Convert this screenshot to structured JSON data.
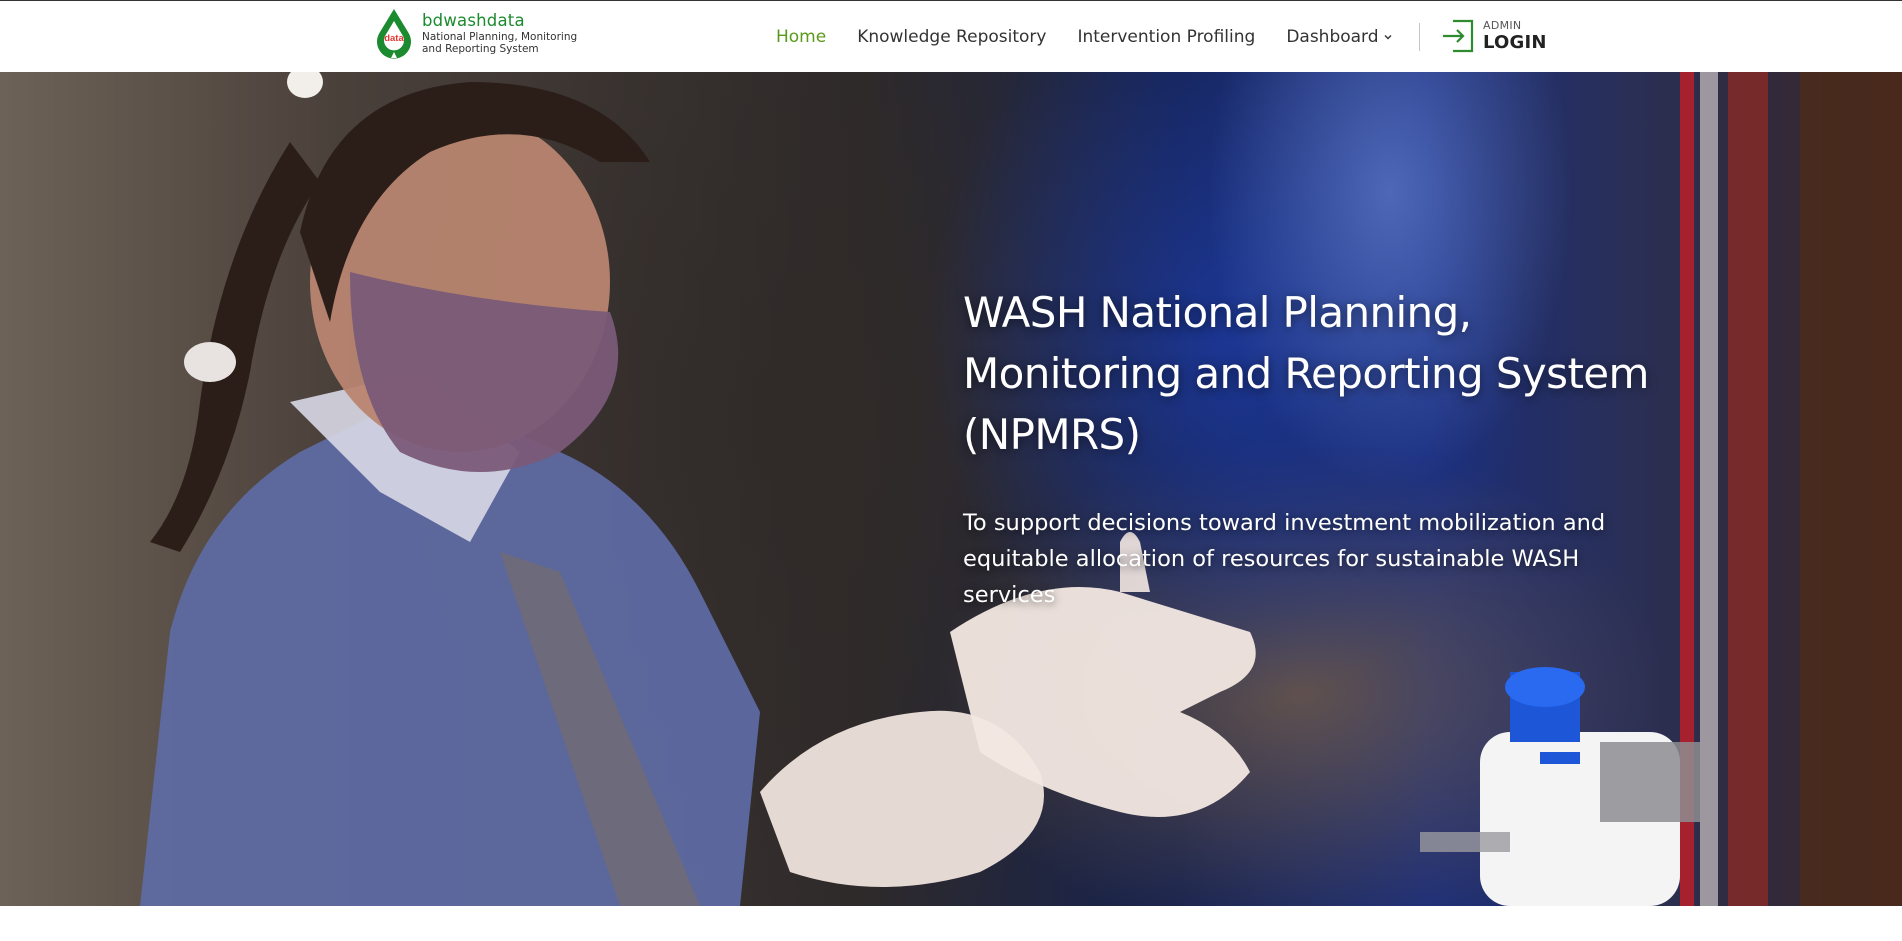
{
  "brand": {
    "logo_text": "data",
    "name": "bdwashdata",
    "subtitle": "National Planning, Monitoring and Reporting System"
  },
  "nav": {
    "items": [
      {
        "label": "Home",
        "active": true
      },
      {
        "label": "Knowledge Repository",
        "active": false
      },
      {
        "label": "Intervention Profiling",
        "active": false
      },
      {
        "label": "Dashboard",
        "active": false,
        "has_dropdown": true
      }
    ]
  },
  "login": {
    "small_label": "ADMIN",
    "label": "LOGIN"
  },
  "hero": {
    "title": "WASH National Planning, Monitoring and Reporting System (NPMRS)",
    "subtitle": "To support decisions toward investment mobilization and equitable allocation of resources for sustainable WASH services"
  },
  "colors": {
    "brand_green": "#1c8a2e",
    "nav_active": "#5a9a1a",
    "nav_text": "#333333",
    "hero_text": "#ffffff"
  },
  "icons": {
    "logo": "water-drop-logo-icon",
    "dropdown": "chevron-down-icon",
    "login": "sign-in-icon"
  }
}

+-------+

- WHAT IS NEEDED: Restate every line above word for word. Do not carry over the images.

- PROBLEM SOLUTION:
Convert this screenshot to structured JSON data.
{
  "brand": {
    "logo_text": "data",
    "name": "bdwashdata",
    "subtitle": "National Planning, Monitoring and Reporting System"
  },
  "nav": {
    "items": [
      {
        "label": "Home",
        "active": true
      },
      {
        "label": "Knowledge Repository",
        "active": false
      },
      {
        "label": "Intervention Profiling",
        "active": false
      },
      {
        "label": "Dashboard",
        "active": false,
        "has_dropdown": true
      }
    ]
  },
  "login": {
    "small_label": "ADMIN",
    "label": "LOGIN"
  },
  "hero": {
    "title": "WASH National Planning, Monitoring and Reporting System (NPMRS)",
    "subtitle": "To support decisions toward investment mobilization and equitable allocation of resources for sustainable WASH services"
  },
  "colors": {
    "brand_green": "#1c8a2e",
    "nav_active": "#5a9a1a",
    "nav_text": "#333333",
    "hero_text": "#ffffff"
  },
  "icons": {
    "logo": "water-drop-logo-icon",
    "dropdown": "chevron-down-icon",
    "login": "sign-in-icon"
  }
}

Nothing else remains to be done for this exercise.